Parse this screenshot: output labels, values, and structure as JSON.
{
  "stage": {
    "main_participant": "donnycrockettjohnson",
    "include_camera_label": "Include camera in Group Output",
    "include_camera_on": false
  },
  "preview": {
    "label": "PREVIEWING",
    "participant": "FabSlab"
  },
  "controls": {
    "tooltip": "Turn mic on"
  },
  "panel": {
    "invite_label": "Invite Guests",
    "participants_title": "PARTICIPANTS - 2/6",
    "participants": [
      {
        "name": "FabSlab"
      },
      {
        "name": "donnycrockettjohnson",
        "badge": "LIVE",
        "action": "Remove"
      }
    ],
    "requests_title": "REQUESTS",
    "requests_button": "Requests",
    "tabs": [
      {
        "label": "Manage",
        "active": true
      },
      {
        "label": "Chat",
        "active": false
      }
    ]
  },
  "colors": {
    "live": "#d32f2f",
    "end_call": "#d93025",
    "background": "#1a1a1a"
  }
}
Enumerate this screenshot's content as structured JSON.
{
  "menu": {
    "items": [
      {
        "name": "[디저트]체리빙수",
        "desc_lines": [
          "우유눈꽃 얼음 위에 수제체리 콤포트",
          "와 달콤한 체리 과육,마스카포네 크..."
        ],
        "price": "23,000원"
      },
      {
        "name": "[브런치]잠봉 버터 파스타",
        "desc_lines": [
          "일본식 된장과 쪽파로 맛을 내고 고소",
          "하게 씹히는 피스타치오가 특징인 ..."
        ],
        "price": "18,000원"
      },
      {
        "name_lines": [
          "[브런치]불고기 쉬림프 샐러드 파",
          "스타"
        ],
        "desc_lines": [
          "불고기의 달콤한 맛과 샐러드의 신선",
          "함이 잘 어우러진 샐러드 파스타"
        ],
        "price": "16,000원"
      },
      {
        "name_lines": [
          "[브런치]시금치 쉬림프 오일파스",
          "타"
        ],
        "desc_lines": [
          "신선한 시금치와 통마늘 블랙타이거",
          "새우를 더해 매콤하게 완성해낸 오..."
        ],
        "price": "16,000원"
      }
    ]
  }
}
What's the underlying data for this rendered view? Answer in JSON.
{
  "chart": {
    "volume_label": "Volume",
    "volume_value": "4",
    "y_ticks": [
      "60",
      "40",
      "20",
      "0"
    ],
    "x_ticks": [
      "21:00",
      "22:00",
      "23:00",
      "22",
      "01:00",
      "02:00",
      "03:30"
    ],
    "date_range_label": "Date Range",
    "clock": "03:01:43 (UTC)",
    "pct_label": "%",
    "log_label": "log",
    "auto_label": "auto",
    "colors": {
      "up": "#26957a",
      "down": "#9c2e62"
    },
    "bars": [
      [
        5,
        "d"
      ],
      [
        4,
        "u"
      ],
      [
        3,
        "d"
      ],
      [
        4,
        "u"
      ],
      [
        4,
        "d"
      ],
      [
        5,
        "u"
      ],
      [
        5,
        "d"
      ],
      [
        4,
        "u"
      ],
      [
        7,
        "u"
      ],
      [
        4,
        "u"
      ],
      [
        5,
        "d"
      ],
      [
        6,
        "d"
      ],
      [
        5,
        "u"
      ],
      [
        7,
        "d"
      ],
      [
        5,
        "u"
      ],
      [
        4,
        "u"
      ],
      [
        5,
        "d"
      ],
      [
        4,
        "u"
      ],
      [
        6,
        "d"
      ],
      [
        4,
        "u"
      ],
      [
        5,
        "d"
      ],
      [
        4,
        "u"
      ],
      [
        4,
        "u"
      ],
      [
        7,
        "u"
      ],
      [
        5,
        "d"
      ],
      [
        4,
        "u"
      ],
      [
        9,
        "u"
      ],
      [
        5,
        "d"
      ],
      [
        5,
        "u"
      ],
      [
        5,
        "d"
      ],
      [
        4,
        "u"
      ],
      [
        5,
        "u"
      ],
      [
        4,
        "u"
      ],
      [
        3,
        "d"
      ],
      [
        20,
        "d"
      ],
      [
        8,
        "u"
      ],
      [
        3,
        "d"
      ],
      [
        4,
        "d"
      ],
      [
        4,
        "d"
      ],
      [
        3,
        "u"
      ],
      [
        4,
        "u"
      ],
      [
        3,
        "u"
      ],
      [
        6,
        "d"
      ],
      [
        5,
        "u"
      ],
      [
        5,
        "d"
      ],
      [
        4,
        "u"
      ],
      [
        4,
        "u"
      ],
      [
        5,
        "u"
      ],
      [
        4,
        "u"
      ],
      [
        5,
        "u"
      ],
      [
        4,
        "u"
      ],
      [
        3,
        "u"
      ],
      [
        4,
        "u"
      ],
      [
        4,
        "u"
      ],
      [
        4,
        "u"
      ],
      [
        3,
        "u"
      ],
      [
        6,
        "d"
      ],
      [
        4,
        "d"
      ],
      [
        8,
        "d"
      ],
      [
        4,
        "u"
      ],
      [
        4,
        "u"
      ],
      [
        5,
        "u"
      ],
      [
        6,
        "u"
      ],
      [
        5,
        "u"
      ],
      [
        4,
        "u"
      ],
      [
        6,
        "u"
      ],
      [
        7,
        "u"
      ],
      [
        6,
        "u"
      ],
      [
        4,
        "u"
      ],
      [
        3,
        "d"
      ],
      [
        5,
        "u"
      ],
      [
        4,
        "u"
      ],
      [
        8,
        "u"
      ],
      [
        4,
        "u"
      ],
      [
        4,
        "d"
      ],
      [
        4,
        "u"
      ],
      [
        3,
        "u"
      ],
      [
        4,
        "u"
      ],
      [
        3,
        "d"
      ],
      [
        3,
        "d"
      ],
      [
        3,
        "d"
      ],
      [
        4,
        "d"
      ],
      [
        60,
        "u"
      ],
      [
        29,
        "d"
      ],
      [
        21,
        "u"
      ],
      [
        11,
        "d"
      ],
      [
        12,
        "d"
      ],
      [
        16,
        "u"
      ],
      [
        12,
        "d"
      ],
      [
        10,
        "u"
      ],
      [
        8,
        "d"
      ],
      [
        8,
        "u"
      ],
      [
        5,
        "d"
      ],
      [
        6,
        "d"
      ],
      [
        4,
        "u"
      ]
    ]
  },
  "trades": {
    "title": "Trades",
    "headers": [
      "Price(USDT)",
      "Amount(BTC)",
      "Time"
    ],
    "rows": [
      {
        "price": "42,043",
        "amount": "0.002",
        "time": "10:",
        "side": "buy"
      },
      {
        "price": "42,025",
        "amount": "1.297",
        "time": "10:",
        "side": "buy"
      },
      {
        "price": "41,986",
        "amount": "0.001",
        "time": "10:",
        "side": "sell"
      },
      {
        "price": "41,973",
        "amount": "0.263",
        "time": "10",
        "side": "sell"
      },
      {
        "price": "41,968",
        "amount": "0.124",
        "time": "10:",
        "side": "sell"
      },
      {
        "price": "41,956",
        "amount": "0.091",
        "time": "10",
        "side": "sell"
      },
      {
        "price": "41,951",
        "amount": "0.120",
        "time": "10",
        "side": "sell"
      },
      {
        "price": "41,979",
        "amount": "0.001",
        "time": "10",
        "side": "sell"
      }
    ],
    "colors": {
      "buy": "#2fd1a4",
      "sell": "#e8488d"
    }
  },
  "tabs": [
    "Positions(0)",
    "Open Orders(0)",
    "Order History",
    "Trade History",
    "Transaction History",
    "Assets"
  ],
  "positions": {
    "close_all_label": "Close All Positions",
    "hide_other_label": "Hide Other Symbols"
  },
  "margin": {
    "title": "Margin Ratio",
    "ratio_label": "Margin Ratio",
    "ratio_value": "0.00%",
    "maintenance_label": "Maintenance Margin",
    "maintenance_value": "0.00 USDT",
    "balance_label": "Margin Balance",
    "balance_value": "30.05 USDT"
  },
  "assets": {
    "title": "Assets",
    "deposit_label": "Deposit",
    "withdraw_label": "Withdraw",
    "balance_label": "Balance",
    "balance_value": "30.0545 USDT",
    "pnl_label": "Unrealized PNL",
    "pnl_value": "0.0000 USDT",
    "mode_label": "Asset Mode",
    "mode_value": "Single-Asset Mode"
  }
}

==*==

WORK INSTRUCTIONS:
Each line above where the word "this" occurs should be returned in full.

TASK RESULT:
Parse this screenshot: output labels, values, and structure as JSON.
Enumerate this screenshot's content as structured JSON.
What's the underlying data for this rendered view? Answer in JSON.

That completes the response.